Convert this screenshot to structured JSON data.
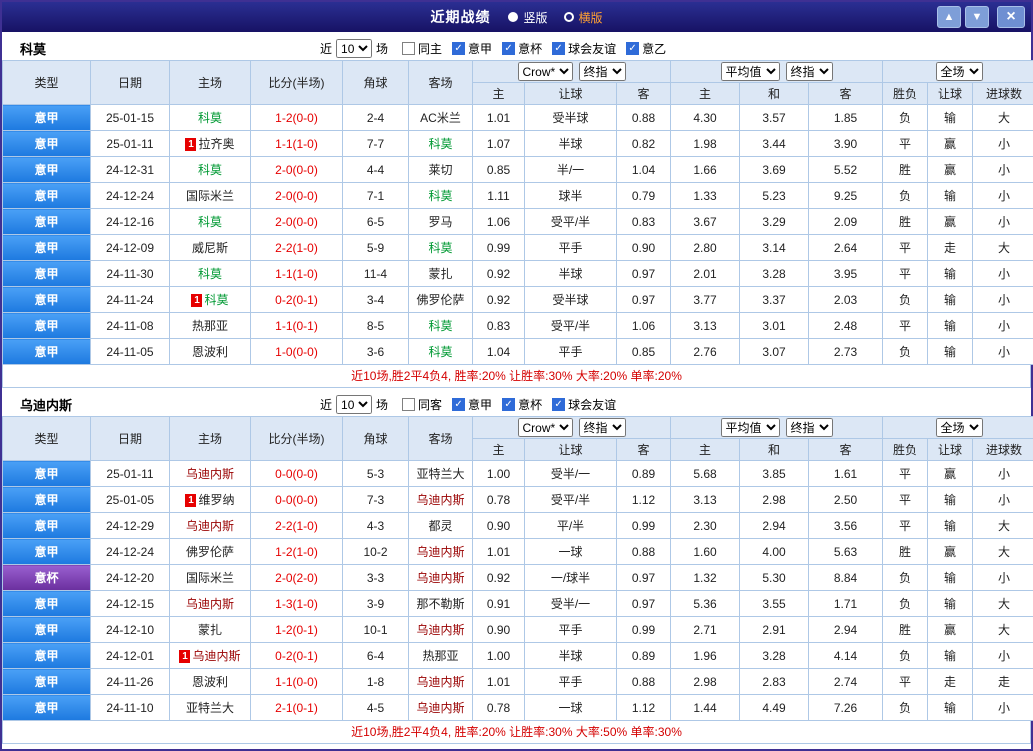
{
  "colors": {
    "league_blue": "#1d79df",
    "cup_purple": "#6a2f9e",
    "score_red": "#e60000",
    "win_red": "#e60000",
    "lose_blue": "#2244cc",
    "push_orange": "#ff7518",
    "como_green": "#009933",
    "udinese_maroon": "#990000",
    "titlebar_navy": "#171264",
    "header_lightblue": "#dce7f5"
  },
  "titlebar": {
    "title": "近期战绩",
    "view_options": [
      {
        "label": "竖版",
        "selected": true
      },
      {
        "label": "横版",
        "selected": false
      }
    ],
    "buttons": {
      "up": "▲",
      "down": "▼",
      "close": "×"
    }
  },
  "table_header": {
    "fixed_cols": [
      "类型",
      "日期",
      "主场",
      "比分(半场)",
      "角球",
      "客场"
    ],
    "odds_sub": [
      "主",
      "让球",
      "客"
    ],
    "avg_sub": [
      "主",
      "和",
      "客"
    ],
    "result_sub": [
      "胜负",
      "让球",
      "进球数"
    ]
  },
  "sections": [
    {
      "team": "科莫",
      "near_label": "近",
      "count": "10",
      "matches_label": "场",
      "filters": [
        {
          "label": "同主",
          "checked": false
        },
        {
          "label": "意甲",
          "checked": true
        },
        {
          "label": "意杯",
          "checked": true
        },
        {
          "label": "球会友谊",
          "checked": true
        },
        {
          "label": "意乙",
          "checked": true
        }
      ],
      "selects": {
        "book": "Crow*",
        "book_stage": "终指",
        "avg": "平均值",
        "avg_stage": "终指",
        "scope": "全场"
      },
      "rows": [
        {
          "type": "意甲",
          "type_kind": "league",
          "date": "25-01-15",
          "home": {
            "name": "科莫",
            "color": "green",
            "badge": ""
          },
          "score": "1-2(0-0)",
          "corner": "2-4",
          "away": {
            "name": "AC米兰",
            "color": "black"
          },
          "odds": [
            "1.01",
            "受半球",
            "0.88"
          ],
          "avg": [
            "4.30",
            "3.57",
            "1.85"
          ],
          "results": [
            {
              "t": "负",
              "c": "blue"
            },
            {
              "t": "输",
              "c": "blue"
            },
            {
              "t": "大",
              "c": "red"
            }
          ]
        },
        {
          "type": "意甲",
          "type_kind": "league",
          "date": "25-01-11",
          "home": {
            "name": "拉齐奥",
            "color": "black",
            "badge": "1"
          },
          "score": "1-1(1-0)",
          "corner": "7-7",
          "away": {
            "name": "科莫",
            "color": "green"
          },
          "odds": [
            "1.07",
            "半球",
            "0.82"
          ],
          "avg": [
            "1.98",
            "3.44",
            "3.90"
          ],
          "results": [
            {
              "t": "平",
              "c": "blue"
            },
            {
              "t": "赢",
              "c": "red"
            },
            {
              "t": "小",
              "c": "blue"
            }
          ]
        },
        {
          "type": "意甲",
          "type_kind": "league",
          "date": "24-12-31",
          "home": {
            "name": "科莫",
            "color": "green",
            "badge": ""
          },
          "score": "2-0(0-0)",
          "corner": "4-4",
          "away": {
            "name": "莱切",
            "color": "black"
          },
          "odds": [
            "0.85",
            "半/一",
            "1.04"
          ],
          "avg": [
            "1.66",
            "3.69",
            "5.52"
          ],
          "results": [
            {
              "t": "胜",
              "c": "red"
            },
            {
              "t": "赢",
              "c": "red"
            },
            {
              "t": "小",
              "c": "blue"
            }
          ]
        },
        {
          "type": "意甲",
          "type_kind": "league",
          "date": "24-12-24",
          "home": {
            "name": "国际米兰",
            "color": "black",
            "badge": ""
          },
          "score": "2-0(0-0)",
          "corner": "7-1",
          "away": {
            "name": "科莫",
            "color": "green"
          },
          "odds": [
            "1.11",
            "球半",
            "0.79"
          ],
          "avg": [
            "1.33",
            "5.23",
            "9.25"
          ],
          "results": [
            {
              "t": "负",
              "c": "blue"
            },
            {
              "t": "输",
              "c": "blue"
            },
            {
              "t": "小",
              "c": "blue"
            }
          ]
        },
        {
          "type": "意甲",
          "type_kind": "league",
          "date": "24-12-16",
          "home": {
            "name": "科莫",
            "color": "green",
            "badge": ""
          },
          "score": "2-0(0-0)",
          "corner": "6-5",
          "away": {
            "name": "罗马",
            "color": "black"
          },
          "odds": [
            "1.06",
            "受平/半",
            "0.83"
          ],
          "avg": [
            "3.67",
            "3.29",
            "2.09"
          ],
          "results": [
            {
              "t": "胜",
              "c": "red"
            },
            {
              "t": "赢",
              "c": "red"
            },
            {
              "t": "小",
              "c": "blue"
            }
          ]
        },
        {
          "type": "意甲",
          "type_kind": "league",
          "date": "24-12-09",
          "home": {
            "name": "威尼斯",
            "color": "black",
            "badge": ""
          },
          "score": "2-2(1-0)",
          "corner": "5-9",
          "away": {
            "name": "科莫",
            "color": "green"
          },
          "odds": [
            "0.99",
            "平手",
            "0.90"
          ],
          "avg": [
            "2.80",
            "3.14",
            "2.64"
          ],
          "results": [
            {
              "t": "平",
              "c": "blue"
            },
            {
              "t": "走",
              "c": "orange"
            },
            {
              "t": "大",
              "c": "red"
            }
          ]
        },
        {
          "type": "意甲",
          "type_kind": "league",
          "date": "24-11-30",
          "home": {
            "name": "科莫",
            "color": "green",
            "badge": ""
          },
          "score": "1-1(1-0)",
          "corner": "11-4",
          "away": {
            "name": "蒙扎",
            "color": "black"
          },
          "odds": [
            "0.92",
            "半球",
            "0.97"
          ],
          "avg": [
            "2.01",
            "3.28",
            "3.95"
          ],
          "results": [
            {
              "t": "平",
              "c": "blue"
            },
            {
              "t": "输",
              "c": "blue"
            },
            {
              "t": "小",
              "c": "blue"
            }
          ]
        },
        {
          "type": "意甲",
          "type_kind": "league",
          "date": "24-11-24",
          "home": {
            "name": "科莫",
            "color": "green",
            "badge": "1"
          },
          "score": "0-2(0-1)",
          "corner": "3-4",
          "away": {
            "name": "佛罗伦萨",
            "color": "black"
          },
          "odds": [
            "0.92",
            "受半球",
            "0.97"
          ],
          "avg": [
            "3.77",
            "3.37",
            "2.03"
          ],
          "results": [
            {
              "t": "负",
              "c": "blue"
            },
            {
              "t": "输",
              "c": "blue"
            },
            {
              "t": "小",
              "c": "blue"
            }
          ]
        },
        {
          "type": "意甲",
          "type_kind": "league",
          "date": "24-11-08",
          "home": {
            "name": "热那亚",
            "color": "black",
            "badge": ""
          },
          "score": "1-1(0-1)",
          "corner": "8-5",
          "away": {
            "name": "科莫",
            "color": "green"
          },
          "odds": [
            "0.83",
            "受平/半",
            "1.06"
          ],
          "avg": [
            "3.13",
            "3.01",
            "2.48"
          ],
          "results": [
            {
              "t": "平",
              "c": "blue"
            },
            {
              "t": "输",
              "c": "blue"
            },
            {
              "t": "小",
              "c": "blue"
            }
          ]
        },
        {
          "type": "意甲",
          "type_kind": "league",
          "date": "24-11-05",
          "home": {
            "name": "恩波利",
            "color": "black",
            "badge": ""
          },
          "score": "1-0(0-0)",
          "corner": "3-6",
          "away": {
            "name": "科莫",
            "color": "green"
          },
          "odds": [
            "1.04",
            "平手",
            "0.85"
          ],
          "avg": [
            "2.76",
            "3.07",
            "2.73"
          ],
          "results": [
            {
              "t": "负",
              "c": "blue"
            },
            {
              "t": "输",
              "c": "blue"
            },
            {
              "t": "小",
              "c": "blue"
            }
          ]
        }
      ],
      "footer": "近10场,胜2平4负4, 胜率:20% 让胜率:30% 大率:20% 单率:20%"
    },
    {
      "team": "乌迪内斯",
      "near_label": "近",
      "count": "10",
      "matches_label": "场",
      "filters": [
        {
          "label": "同客",
          "checked": false
        },
        {
          "label": "意甲",
          "checked": true
        },
        {
          "label": "意杯",
          "checked": true
        },
        {
          "label": "球会友谊",
          "checked": true
        }
      ],
      "selects": {
        "book": "Crow*",
        "book_stage": "终指",
        "avg": "平均值",
        "avg_stage": "终指",
        "scope": "全场"
      },
      "rows": [
        {
          "type": "意甲",
          "type_kind": "league",
          "date": "25-01-11",
          "home": {
            "name": "乌迪内斯",
            "color": "maroon",
            "badge": ""
          },
          "score": "0-0(0-0)",
          "corner": "5-3",
          "away": {
            "name": "亚特兰大",
            "color": "black"
          },
          "odds": [
            "1.00",
            "受半/一",
            "0.89"
          ],
          "avg": [
            "5.68",
            "3.85",
            "1.61"
          ],
          "results": [
            {
              "t": "平",
              "c": "blue"
            },
            {
              "t": "赢",
              "c": "red"
            },
            {
              "t": "小",
              "c": "blue"
            }
          ]
        },
        {
          "type": "意甲",
          "type_kind": "league",
          "date": "25-01-05",
          "home": {
            "name": "维罗纳",
            "color": "black",
            "badge": "1"
          },
          "score": "0-0(0-0)",
          "corner": "7-3",
          "away": {
            "name": "乌迪内斯",
            "color": "maroon"
          },
          "odds": [
            "0.78",
            "受平/半",
            "1.12"
          ],
          "avg": [
            "3.13",
            "2.98",
            "2.50"
          ],
          "results": [
            {
              "t": "平",
              "c": "blue"
            },
            {
              "t": "输",
              "c": "blue"
            },
            {
              "t": "小",
              "c": "blue"
            }
          ]
        },
        {
          "type": "意甲",
          "type_kind": "league",
          "date": "24-12-29",
          "home": {
            "name": "乌迪内斯",
            "color": "maroon",
            "badge": ""
          },
          "score": "2-2(1-0)",
          "corner": "4-3",
          "away": {
            "name": "都灵",
            "color": "black"
          },
          "odds": [
            "0.90",
            "平/半",
            "0.99"
          ],
          "avg": [
            "2.30",
            "2.94",
            "3.56"
          ],
          "results": [
            {
              "t": "平",
              "c": "blue"
            },
            {
              "t": "输",
              "c": "blue"
            },
            {
              "t": "大",
              "c": "red"
            }
          ]
        },
        {
          "type": "意甲",
          "type_kind": "league",
          "date": "24-12-24",
          "home": {
            "name": "佛罗伦萨",
            "color": "black",
            "badge": ""
          },
          "score": "1-2(1-0)",
          "corner": "10-2",
          "away": {
            "name": "乌迪内斯",
            "color": "maroon"
          },
          "odds": [
            "1.01",
            "一球",
            "0.88"
          ],
          "avg": [
            "1.60",
            "4.00",
            "5.63"
          ],
          "results": [
            {
              "t": "胜",
              "c": "red"
            },
            {
              "t": "赢",
              "c": "red"
            },
            {
              "t": "大",
              "c": "red"
            }
          ]
        },
        {
          "type": "意杯",
          "type_kind": "cup",
          "date": "24-12-20",
          "home": {
            "name": "国际米兰",
            "color": "black",
            "badge": ""
          },
          "score": "2-0(2-0)",
          "corner": "3-3",
          "away": {
            "name": "乌迪内斯",
            "color": "maroon"
          },
          "odds": [
            "0.92",
            "一/球半",
            "0.97"
          ],
          "avg": [
            "1.32",
            "5.30",
            "8.84"
          ],
          "results": [
            {
              "t": "负",
              "c": "blue"
            },
            {
              "t": "输",
              "c": "blue"
            },
            {
              "t": "小",
              "c": "blue"
            }
          ]
        },
        {
          "type": "意甲",
          "type_kind": "league",
          "date": "24-12-15",
          "home": {
            "name": "乌迪内斯",
            "color": "maroon",
            "badge": ""
          },
          "score": "1-3(1-0)",
          "corner": "3-9",
          "away": {
            "name": "那不勒斯",
            "color": "black"
          },
          "odds": [
            "0.91",
            "受半/一",
            "0.97"
          ],
          "avg": [
            "5.36",
            "3.55",
            "1.71"
          ],
          "results": [
            {
              "t": "负",
              "c": "blue"
            },
            {
              "t": "输",
              "c": "blue"
            },
            {
              "t": "大",
              "c": "red"
            }
          ]
        },
        {
          "type": "意甲",
          "type_kind": "league",
          "date": "24-12-10",
          "home": {
            "name": "蒙扎",
            "color": "black",
            "badge": ""
          },
          "score": "1-2(0-1)",
          "corner": "10-1",
          "away": {
            "name": "乌迪内斯",
            "color": "maroon"
          },
          "odds": [
            "0.90",
            "平手",
            "0.99"
          ],
          "avg": [
            "2.71",
            "2.91",
            "2.94"
          ],
          "results": [
            {
              "t": "胜",
              "c": "red"
            },
            {
              "t": "赢",
              "c": "red"
            },
            {
              "t": "大",
              "c": "red"
            }
          ]
        },
        {
          "type": "意甲",
          "type_kind": "league",
          "date": "24-12-01",
          "home": {
            "name": "乌迪内斯",
            "color": "maroon",
            "badge": "1"
          },
          "score": "0-2(0-1)",
          "corner": "6-4",
          "away": {
            "name": "热那亚",
            "color": "black"
          },
          "odds": [
            "1.00",
            "半球",
            "0.89"
          ],
          "avg": [
            "1.96",
            "3.28",
            "4.14"
          ],
          "results": [
            {
              "t": "负",
              "c": "blue"
            },
            {
              "t": "输",
              "c": "blue"
            },
            {
              "t": "小",
              "c": "blue"
            }
          ]
        },
        {
          "type": "意甲",
          "type_kind": "league",
          "date": "24-11-26",
          "home": {
            "name": "恩波利",
            "color": "black",
            "badge": ""
          },
          "score": "1-1(0-0)",
          "corner": "1-8",
          "away": {
            "name": "乌迪内斯",
            "color": "maroon"
          },
          "odds": [
            "1.01",
            "平手",
            "0.88"
          ],
          "avg": [
            "2.98",
            "2.83",
            "2.74"
          ],
          "results": [
            {
              "t": "平",
              "c": "blue"
            },
            {
              "t": "走",
              "c": "orange"
            },
            {
              "t": "走",
              "c": "orange"
            }
          ]
        },
        {
          "type": "意甲",
          "type_kind": "league",
          "date": "24-11-10",
          "home": {
            "name": "亚特兰大",
            "color": "black",
            "badge": ""
          },
          "score": "2-1(0-1)",
          "corner": "4-5",
          "away": {
            "name": "乌迪内斯",
            "color": "maroon"
          },
          "odds": [
            "0.78",
            "一球",
            "1.12"
          ],
          "avg": [
            "1.44",
            "4.49",
            "7.26"
          ],
          "results": [
            {
              "t": "负",
              "c": "blue"
            },
            {
              "t": "输",
              "c": "blue"
            },
            {
              "t": "小",
              "c": "blue"
            }
          ]
        }
      ],
      "footer": "近10场,胜2平4负4, 胜率:20% 让胜率:30% 大率:50% 单率:30%"
    }
  ]
}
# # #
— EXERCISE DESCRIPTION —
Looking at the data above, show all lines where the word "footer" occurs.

— OUTPUT —
      "footer": "近10场,胜2平4负4, 胜率:20% 让胜率:30% 大率:20% 单率:20%"
      "footer": "近10场,胜2平4负4, 胜率:20% 让胜率:30% 大率:50% 单率:30%"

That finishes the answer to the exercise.